[Stored dataset items]
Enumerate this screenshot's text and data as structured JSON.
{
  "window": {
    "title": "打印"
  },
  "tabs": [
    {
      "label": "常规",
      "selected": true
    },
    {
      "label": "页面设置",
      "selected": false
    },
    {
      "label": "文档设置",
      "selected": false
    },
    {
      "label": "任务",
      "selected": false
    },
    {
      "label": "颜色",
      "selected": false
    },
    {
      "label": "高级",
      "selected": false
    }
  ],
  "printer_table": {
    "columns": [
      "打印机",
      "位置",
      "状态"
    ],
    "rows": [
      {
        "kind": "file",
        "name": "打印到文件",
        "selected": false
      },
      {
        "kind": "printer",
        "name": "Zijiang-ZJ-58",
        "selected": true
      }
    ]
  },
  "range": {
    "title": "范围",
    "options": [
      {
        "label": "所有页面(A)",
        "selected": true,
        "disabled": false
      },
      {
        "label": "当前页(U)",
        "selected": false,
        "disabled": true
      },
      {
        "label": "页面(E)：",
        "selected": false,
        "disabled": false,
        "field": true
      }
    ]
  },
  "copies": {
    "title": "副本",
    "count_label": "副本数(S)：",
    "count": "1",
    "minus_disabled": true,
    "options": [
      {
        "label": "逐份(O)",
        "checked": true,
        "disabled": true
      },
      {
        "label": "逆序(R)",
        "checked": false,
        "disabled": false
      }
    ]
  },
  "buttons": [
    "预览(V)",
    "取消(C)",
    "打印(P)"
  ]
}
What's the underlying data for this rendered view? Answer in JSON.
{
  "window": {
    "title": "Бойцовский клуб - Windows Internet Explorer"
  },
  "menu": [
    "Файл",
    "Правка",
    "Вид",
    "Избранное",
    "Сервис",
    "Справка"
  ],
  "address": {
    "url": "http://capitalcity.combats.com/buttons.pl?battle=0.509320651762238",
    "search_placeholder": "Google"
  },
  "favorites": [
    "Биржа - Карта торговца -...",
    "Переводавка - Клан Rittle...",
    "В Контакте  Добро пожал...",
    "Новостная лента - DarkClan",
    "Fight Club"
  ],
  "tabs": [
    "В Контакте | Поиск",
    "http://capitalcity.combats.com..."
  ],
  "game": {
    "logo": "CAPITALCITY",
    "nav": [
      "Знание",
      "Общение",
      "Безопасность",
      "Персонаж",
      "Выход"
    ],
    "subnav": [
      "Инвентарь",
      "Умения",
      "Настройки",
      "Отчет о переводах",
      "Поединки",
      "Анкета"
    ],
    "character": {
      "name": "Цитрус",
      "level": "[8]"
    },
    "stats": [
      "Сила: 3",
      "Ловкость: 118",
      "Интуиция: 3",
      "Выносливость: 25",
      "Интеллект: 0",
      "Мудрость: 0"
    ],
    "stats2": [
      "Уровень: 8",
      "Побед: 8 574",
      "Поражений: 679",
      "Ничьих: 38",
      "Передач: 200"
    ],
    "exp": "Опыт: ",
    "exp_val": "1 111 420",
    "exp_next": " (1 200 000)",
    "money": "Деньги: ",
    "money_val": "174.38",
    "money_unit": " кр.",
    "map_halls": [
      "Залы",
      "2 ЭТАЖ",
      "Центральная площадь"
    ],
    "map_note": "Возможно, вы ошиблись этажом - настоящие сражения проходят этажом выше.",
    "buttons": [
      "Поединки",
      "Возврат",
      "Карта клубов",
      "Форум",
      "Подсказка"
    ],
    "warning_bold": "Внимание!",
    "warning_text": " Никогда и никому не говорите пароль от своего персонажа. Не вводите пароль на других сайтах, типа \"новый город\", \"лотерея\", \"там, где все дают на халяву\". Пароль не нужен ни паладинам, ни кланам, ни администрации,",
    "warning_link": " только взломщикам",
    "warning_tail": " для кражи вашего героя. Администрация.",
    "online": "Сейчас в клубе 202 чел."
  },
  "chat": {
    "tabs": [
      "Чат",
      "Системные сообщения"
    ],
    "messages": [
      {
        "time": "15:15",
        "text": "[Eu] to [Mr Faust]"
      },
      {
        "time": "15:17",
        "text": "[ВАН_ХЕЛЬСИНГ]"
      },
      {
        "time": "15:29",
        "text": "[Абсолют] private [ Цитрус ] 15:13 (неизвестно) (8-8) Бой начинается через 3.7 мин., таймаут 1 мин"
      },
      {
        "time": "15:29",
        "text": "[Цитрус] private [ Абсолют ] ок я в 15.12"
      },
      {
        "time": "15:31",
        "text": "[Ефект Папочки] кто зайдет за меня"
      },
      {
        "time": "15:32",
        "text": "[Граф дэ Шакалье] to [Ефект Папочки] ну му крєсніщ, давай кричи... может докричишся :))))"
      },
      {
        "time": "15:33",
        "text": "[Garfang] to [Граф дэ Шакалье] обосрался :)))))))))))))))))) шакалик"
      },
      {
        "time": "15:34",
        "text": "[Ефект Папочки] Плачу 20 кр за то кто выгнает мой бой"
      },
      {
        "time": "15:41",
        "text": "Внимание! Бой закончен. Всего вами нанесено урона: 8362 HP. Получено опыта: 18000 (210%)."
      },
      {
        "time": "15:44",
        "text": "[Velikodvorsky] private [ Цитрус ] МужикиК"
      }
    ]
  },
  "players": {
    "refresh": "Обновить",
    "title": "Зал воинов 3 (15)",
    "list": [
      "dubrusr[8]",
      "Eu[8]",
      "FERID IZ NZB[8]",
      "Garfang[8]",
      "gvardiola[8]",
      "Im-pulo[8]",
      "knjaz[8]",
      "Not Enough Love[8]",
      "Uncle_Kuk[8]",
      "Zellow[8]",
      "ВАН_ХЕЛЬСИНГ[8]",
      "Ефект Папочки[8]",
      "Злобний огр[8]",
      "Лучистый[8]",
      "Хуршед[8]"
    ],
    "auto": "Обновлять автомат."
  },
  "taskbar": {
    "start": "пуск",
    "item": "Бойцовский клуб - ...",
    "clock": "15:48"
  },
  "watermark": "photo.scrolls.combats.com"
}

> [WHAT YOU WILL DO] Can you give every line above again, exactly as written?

> [RESULT OF THIS TASK]
Enumerate this screenshot's text and data as structured JSON.
{
  "window": {
    "title": "打印"
  },
  "tabs": [
    {
      "label": "常规",
      "selected": true
    },
    {
      "label": "页面设置",
      "selected": false
    },
    {
      "label": "文档设置",
      "selected": false
    },
    {
      "label": "任务",
      "selected": false
    },
    {
      "label": "颜色",
      "selected": false
    },
    {
      "label": "高级",
      "selected": false
    }
  ],
  "printer_table": {
    "columns": [
      "打印机",
      "位置",
      "状态"
    ],
    "rows": [
      {
        "kind": "file",
        "name": "打印到文件",
        "selected": false
      },
      {
        "kind": "printer",
        "name": "Zijiang-ZJ-58",
        "selected": true
      }
    ]
  },
  "range": {
    "title": "范围",
    "options": [
      {
        "label": "所有页面(A)",
        "selected": true,
        "disabled": false
      },
      {
        "label": "当前页(U)",
        "selected": false,
        "disabled": true
      },
      {
        "label": "页面(E)：",
        "selected": false,
        "disabled": false,
        "field": true
      }
    ]
  },
  "copies": {
    "title": "副本",
    "count_label": "副本数(S)：",
    "count": "1",
    "minus_disabled": true,
    "options": [
      {
        "label": "逐份(O)",
        "checked": true,
        "disabled": true
      },
      {
        "label": "逆序(R)",
        "checked": false,
        "disabled": false
      }
    ]
  },
  "buttons": [
    "预览(V)",
    "取消(C)",
    "打印(P)"
  ]
}
What's the underlying data for this rendered view? Answer in JSON.
{
  "window": {
    "title": "Бойцовский клуб - Windows Internet Explorer"
  },
  "menu": [
    "Файл",
    "Правка",
    "Вид",
    "Избранное",
    "Сервис",
    "Справка"
  ],
  "address": {
    "url": "http://capitalcity.combats.com/buttons.pl?battle=0.509320651762238",
    "search_placeholder": "Google"
  },
  "favorites": [
    "Биржа - Карта торговца -...",
    "Переводавка - Клан Rittle...",
    "В Контакте  Добро пожал...",
    "Новостная лента - DarkClan",
    "Fight Club"
  ],
  "tabs": [
    "В Контакте | Поиск",
    "http://capitalcity.combats.com..."
  ],
  "game": {
    "logo": "CAPITALCITY",
    "nav": [
      "Знание",
      "Общение",
      "Безопасность",
      "Персонаж",
      "Выход"
    ],
    "subnav": [
      "Инвентарь",
      "Умения",
      "Настройки",
      "Отчет о переводах",
      "Поединки",
      "Анкета"
    ],
    "character": {
      "name": "Цитрус",
      "level": "[8]"
    },
    "stats": [
      "Сила: 3",
      "Ловкость: 118",
      "Интуиция: 3",
      "Выносливость: 25",
      "Интеллект: 0",
      "Мудрость: 0"
    ],
    "stats2": [
      "Уровень: 8",
      "Побед: 8 574",
      "Поражений: 679",
      "Ничьих: 38",
      "Передач: 200"
    ],
    "exp": "Опыт: ",
    "exp_val": "1 111 420",
    "exp_next": " (1 200 000)",
    "money": "Деньги: ",
    "money_val": "174.38",
    "money_unit": " кр.",
    "map_halls": [
      "Залы",
      "2 ЭТАЖ",
      "Центральная площадь"
    ],
    "map_note": "Возможно, вы ошиблись этажом - настоящие сражения проходят этажом выше.",
    "buttons": [
      "Поединки",
      "Возврат",
      "Карта клубов",
      "Форум",
      "Подсказка"
    ],
    "warning_bold": "Внимание!",
    "warning_text": " Никогда и никому не говорите пароль от своего персонажа. Не вводите пароль на других сайтах, типа \"новый город\", \"лотерея\", \"там, где все дают на халяву\". Пароль не нужен ни паладинам, ни кланам, ни администрации,",
    "warning_link": " только взломщикам",
    "warning_tail": " для кражи вашего героя. Администрация.",
    "online": "Сейчас в клубе 202 чел."
  },
  "chat": {
    "tabs": [
      "Чат",
      "Системные сообщения"
    ],
    "messages": [
      {
        "time": "15:15",
        "text": "[Eu] to [Mr Faust]"
      },
      {
        "time": "15:17",
        "text": "[ВАН_ХЕЛЬСИНГ]"
      },
      {
        "time": "15:29",
        "text": "[Абсолют] private [ Цитрус ] 15:13 (неизвестно) (8-8) Бой начинается через 3.7 мин., таймаут 1 мин"
      },
      {
        "time": "15:29",
        "text": "[Цитрус] private [ Абсолют ] ок я в 15.12"
      },
      {
        "time": "15:31",
        "text": "[Ефект Папочки] кто зайдет за меня"
      },
      {
        "time": "15:32",
        "text": "[Граф дэ Шакалье] to [Ефект Папочки] ну му крєсніщ, давай кричи... может докричишся :))))"
      },
      {
        "time": "15:33",
        "text": "[Garfang] to [Граф дэ Шакалье] обосрался :)))))))))))))))))) шакалик"
      },
      {
        "time": "15:34",
        "text": "[Ефект Папочки] Плачу 20 кр за то кто выгнает мой бой"
      },
      {
        "time": "15:41",
        "text": "Внимание! Бой закончен. Всего вами нанесено урона: 8362 HP. Получено опыта: 18000 (210%)."
      },
      {
        "time": "15:44",
        "text": "[Velikodvorsky] private [ Цитрус ] МужикиК"
      }
    ]
  },
  "players": {
    "refresh": "Обновить",
    "title": "Зал воинов 3 (15)",
    "list": [
      "dubrusr[8]",
      "Eu[8]",
      "FERID IZ NZB[8]",
      "Garfang[8]",
      "gvardiola[8]",
      "Im-pulo[8]",
      "knjaz[8]",
      "Not Enough Love[8]",
      "Uncle_Kuk[8]",
      "Zellow[8]",
      "ВАН_ХЕЛЬСИНГ[8]",
      "Ефект Папочки[8]",
      "Злобний огр[8]",
      "Лучистый[8]",
      "Хуршед[8]"
    ],
    "auto": "Обновлять автомат."
  },
  "taskbar": {
    "start": "пуск",
    "item": "Бойцовский клуб - ...",
    "clock": "15:48"
  },
  "watermark": "photo.scrolls.combats.com"
}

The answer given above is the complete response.